By Day 3 in Serengeti National Park, Tanzania, I'd seen a lion with a kill, a lion courting his lady, a lion being a shampoo model and most lions being grumpy about human company. I thought I had my lion’s share of great sightings. So when my guide chanced upon a large pride, I was concentrated on counting the number of busybodied lions and bouncy cubs cohabitating. In the shade was a couple in embrace. Nothing is more beautiful than fierce animals mushy in love. As my heart was sending out a long string of 'Aww', I noticed that neither of the two was sporting a mane. They were both lionesses. Unless one of them had just been to the hairdressers for a close crop. I waited for the guide to say something. And, the rest of my family to echo my thoughts. No words. Did they notice what I was saw?
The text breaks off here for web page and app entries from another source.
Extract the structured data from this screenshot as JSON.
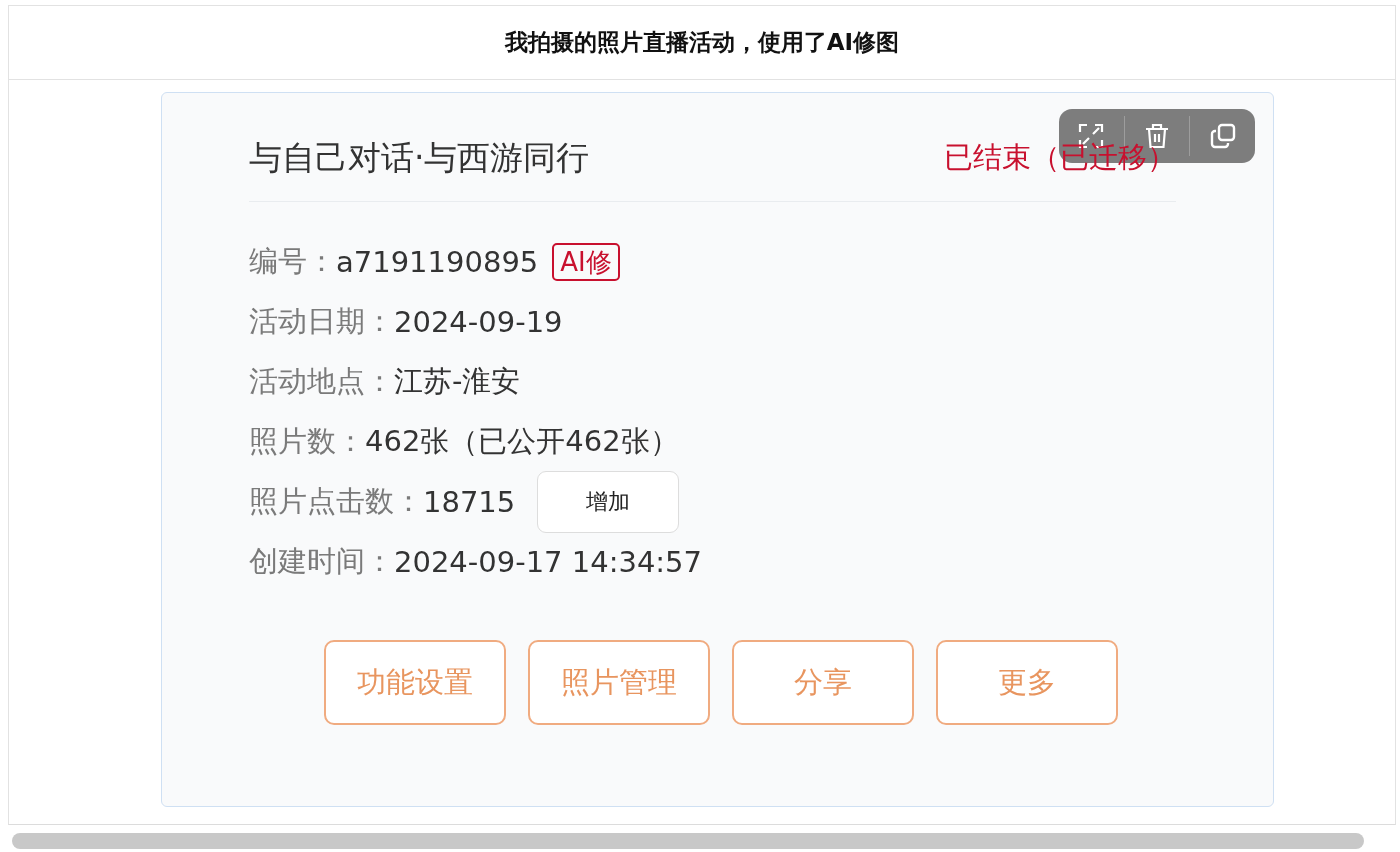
{
  "header": {
    "title": "我拍摄的照片直播活动，使用了AI修图"
  },
  "activity": {
    "title": "与自己对话·与西游同行",
    "status": "已结束（已迁移）",
    "fields": [
      {
        "kind": "badge",
        "label": "编号：",
        "value": "a7191190895",
        "badge": "AI修"
      },
      {
        "kind": "plain",
        "label": "活动日期：",
        "value": "2024-09-19"
      },
      {
        "kind": "plain",
        "label": "活动地点：",
        "value": "江苏-淮安"
      },
      {
        "kind": "plain",
        "label": "照片数：",
        "value": "462张（已公开462张）"
      },
      {
        "kind": "button",
        "label": "照片点击数：",
        "value": "18715",
        "button": "增加"
      },
      {
        "kind": "plain",
        "label": "创建时间：",
        "value": "2024-09-17 14:34:57"
      }
    ],
    "actions": [
      "功能设置",
      "照片管理",
      "分享",
      "更多"
    ]
  }
}
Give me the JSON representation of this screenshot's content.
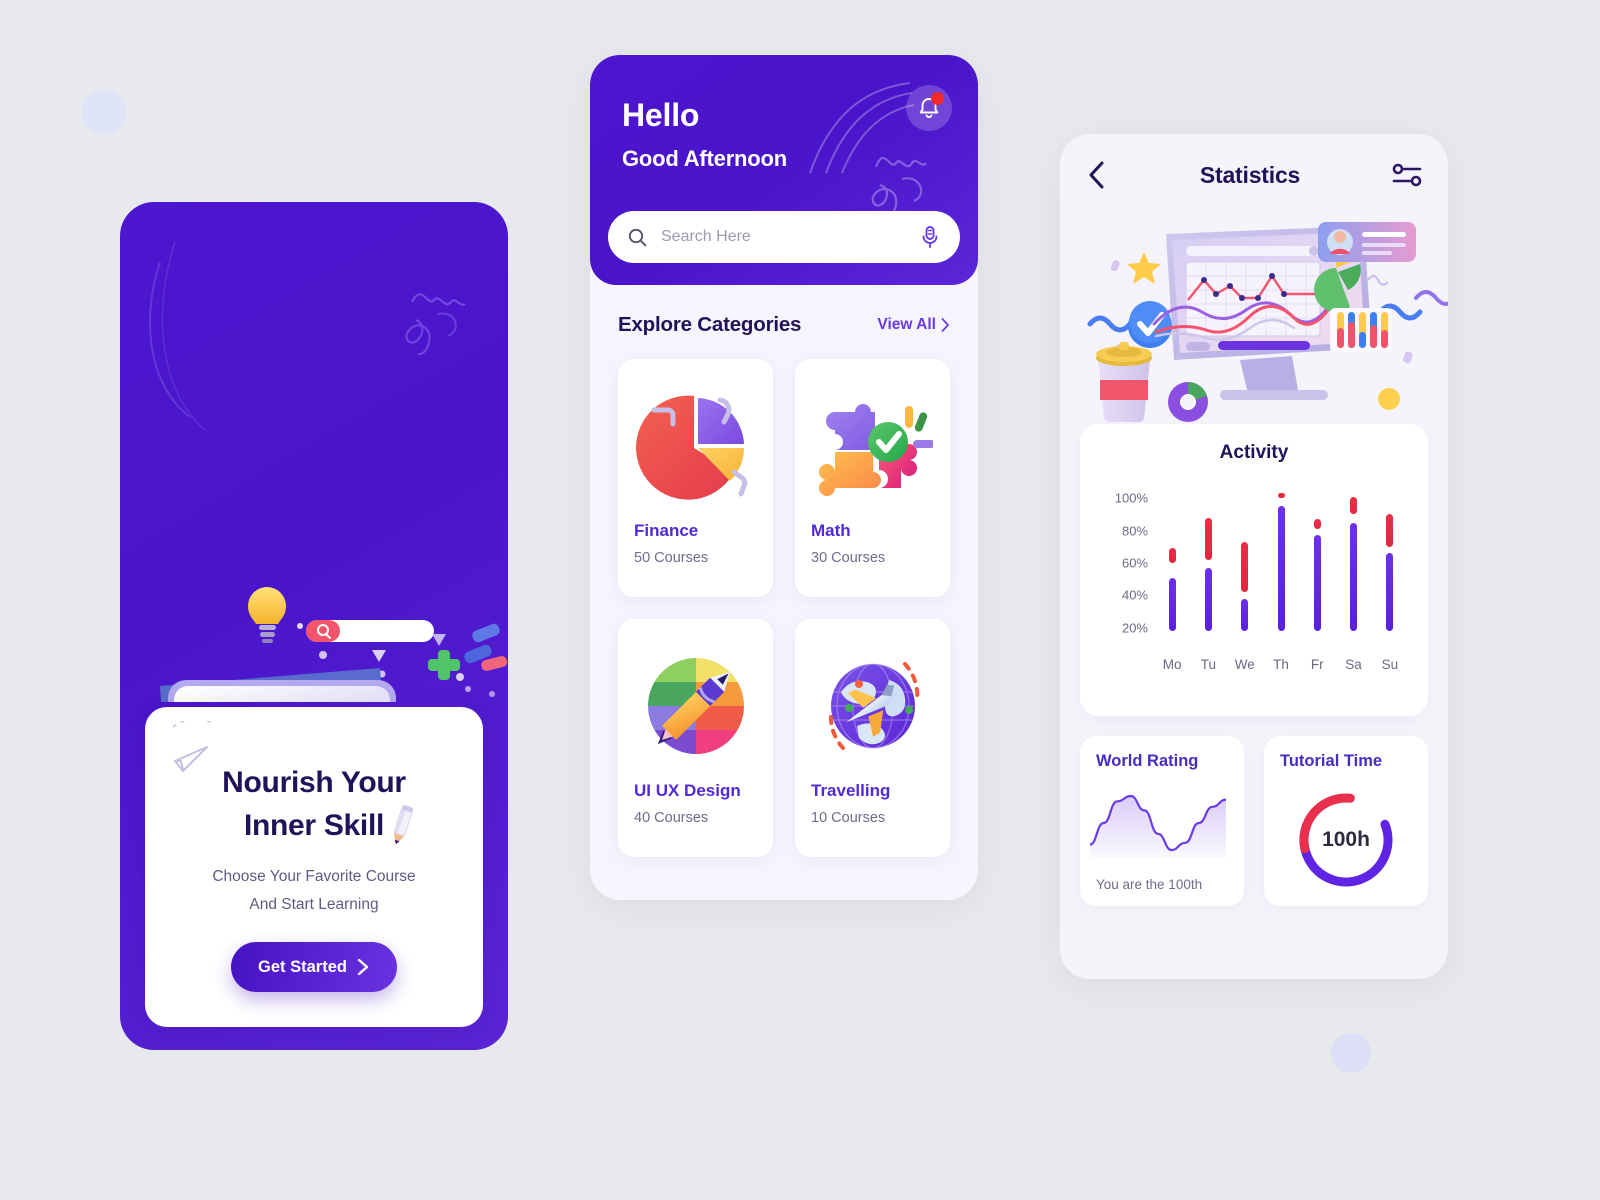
{
  "theme": {
    "primary_purple": "#4d16cf",
    "accent_purple": "#6b3ae8",
    "deep_navy": "#221258",
    "red": "#ef2c48",
    "page_background": "#e8e9ed"
  },
  "onboarding": {
    "title_line1": "Nourish Your",
    "title_line2": "Inner Skill",
    "subtitle_line1": "Choose Your Favorite Course",
    "subtitle_line2": "And Start Learning",
    "cta_label": "Get Started",
    "cta_chevron": "›",
    "illustration": "e-learning-tablet-books-illustration"
  },
  "home": {
    "greeting_title": "Hello",
    "greeting_subtitle": "Good Afternoon",
    "notification": {
      "icon": "bell-icon",
      "has_unread": true
    },
    "search": {
      "value": "",
      "placeholder": "Search Here",
      "left_icon": "search-icon",
      "right_icon": "microphone-icon"
    },
    "section_title": "Explore Categories",
    "view_all_label": "View All",
    "view_all_chevron": "›",
    "categories": [
      {
        "name": "Finance",
        "courses": "50 Courses",
        "icon": "pie-chart-illustration"
      },
      {
        "name": "Math",
        "courses": "30 Courses",
        "icon": "puzzle-check-illustration"
      },
      {
        "name": "UI UX Design",
        "courses": "40 Courses",
        "icon": "pencil-pen-color-wheel-illustration"
      },
      {
        "name": "Travelling",
        "courses": "10 Courses",
        "icon": "globe-airplane-illustration"
      }
    ]
  },
  "statistics": {
    "back_icon": "chevron-left-icon",
    "page_title": "Statistics",
    "filter_icon": "sliders-settings-icon",
    "illustration": "desktop-analytics-dashboard-illustration",
    "world_rating": {
      "title": "World Rating",
      "footer": "You are the 100th",
      "sparkline": [
        28,
        52,
        76,
        82,
        66,
        40,
        22,
        30,
        52,
        70,
        78
      ]
    },
    "tutorial_time": {
      "title": "Tutorial Time",
      "value": "100h",
      "purple_arc_pct": 62,
      "red_arc_pct": 30
    }
  },
  "chart_data": {
    "type": "bar",
    "title": "Activity",
    "xlabel": "",
    "ylabel": "",
    "ylim": [
      10,
      110
    ],
    "grid": false,
    "legend": "none",
    "categories": [
      "Mo",
      "Tu",
      "We",
      "Th",
      "Fr",
      "Sa",
      "Su"
    ],
    "ytick_labels": [
      "20%",
      "40%",
      "60%",
      "80%",
      "100%"
    ],
    "ytick_values": [
      20,
      40,
      60,
      80,
      100
    ],
    "series": [
      {
        "name": "Purple",
        "color": "#5f24e4",
        "base": 18,
        "values": [
          51,
          57,
          38,
          95,
          77,
          85,
          66
        ]
      },
      {
        "name": "Red",
        "color": "#ef2c48",
        "type": "floating",
        "lows": [
          60,
          62,
          42,
          100,
          81,
          90,
          70
        ],
        "highs": [
          69,
          88,
          73,
          103,
          87,
          101,
          90
        ]
      }
    ]
  }
}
The two lions were looking at each other tenderly, nuzzling, necking, one was licked the other’s face with mooney eyes and they fell into an affectionate embrace. It warmed the cockles of my heart. This did not look like a display of sisterhood among lionesses, it definitely appeared romantic. I gently broached the subject by asking Swedi, my guide, if they were both lady lions. He mumbled an answer that was rather unspecific.
I was pretty sure I’d chanced upon a same sex couple in lions. Can lions be homosexual?
So I started researching.
Wikipedia says that same-sex behavior like courtship, affection, sexual activity, pair bonding and parenting has been documented in over 450 species of animals. It seems that the animal kingdom tolerates all kinds of lifestyle, including homosexual, bisexual and non-reproductive sex, "...More than the scientific community and society at large have been previously willing to accept,” says Bruce Bagemihi, a Canadian biologist. However, it is uncommon that individual animals have a long-lasting predisposition to such behavior to the exclusion of hetrosexual activity. Thus, a homosexual orientation, if one can speak of such a thing in animals, seems to be a rarity, except among sheep.
Homosexuality is quite common among lions as well. Male lions often form what is known as a coalition, where they work together to court female lions. They depend on each other to fend off other coalitions. To ensure loyalty, male lions strengthen their bonds by having sex with each other. This is referred by researchers as bromance rather than sexual pairing.
Both male and female lions have been seen to interact homosexually. Male lions pair-bond for a number of days and initiate homosexual activity with affectionate nuzzling and caressing, leading to mounting and thrusting. About 8% of mountings have been observed to occur with other males. Pairings between females are held to be fairly common in captivity but have not been observed in the wild.
Had I just seen a sighting so rare, it’s not even documented? So rare that the rest of the members in my jeep didn’t even see it the way I did?
FACTS ABOUT LIONS IN LOVE YOU MAY NOT KNOW
A lioness on her own, may go into false oestrus if she has cubs and if a new male arrives on the scene. She does this to protect her cubs, by diverting his interest away from potentially killing the cubs to mating with her.
A male lion can mate up to 100 times a day in a process that lasts only about 17 seconds. They can keep this up for around four to five days. Phew!
The male lions seldom hang around with the pride to nurture their cubs and may even kill them.
It’s usually lionesses who approach the male of their choosing, rather than the male approaching the female.
The female can mate with a number of different pride males and the males do likewise, resulting in cubs in the same litter having different fathers. This can protect the cubs from infanticide as each male then may believe the cubs belong to him.
When they reach two years old, (sexually mature) the male cubs will be ousted from the pride by the dominant male. Sadly, many will die in the first few weeks, as most are inexperienced hunters. The female cubs are normally allowed to stay in the pride.
Lionesses are often seen biting males during mating. This is because the male’s spiked penis can cause pain when withdrawn, which stimulates ovulation to occur.
In some prides up to 80% of the cubs don’t survive. Either they are killed by other males, or they don’t get enough to eat (they typically eat last in the hierarchy of the pride).
When the dominant male lion is shot by hunters, (always the preferred choice), the effect can be far reaching in the pride, as less genetically strong males step into the dominant male position, weakening the overall genetic make-up of the pride. Over time, and with repetitive hunting, this can seriously affect the pride. Fortunately, many countries have banned hunting.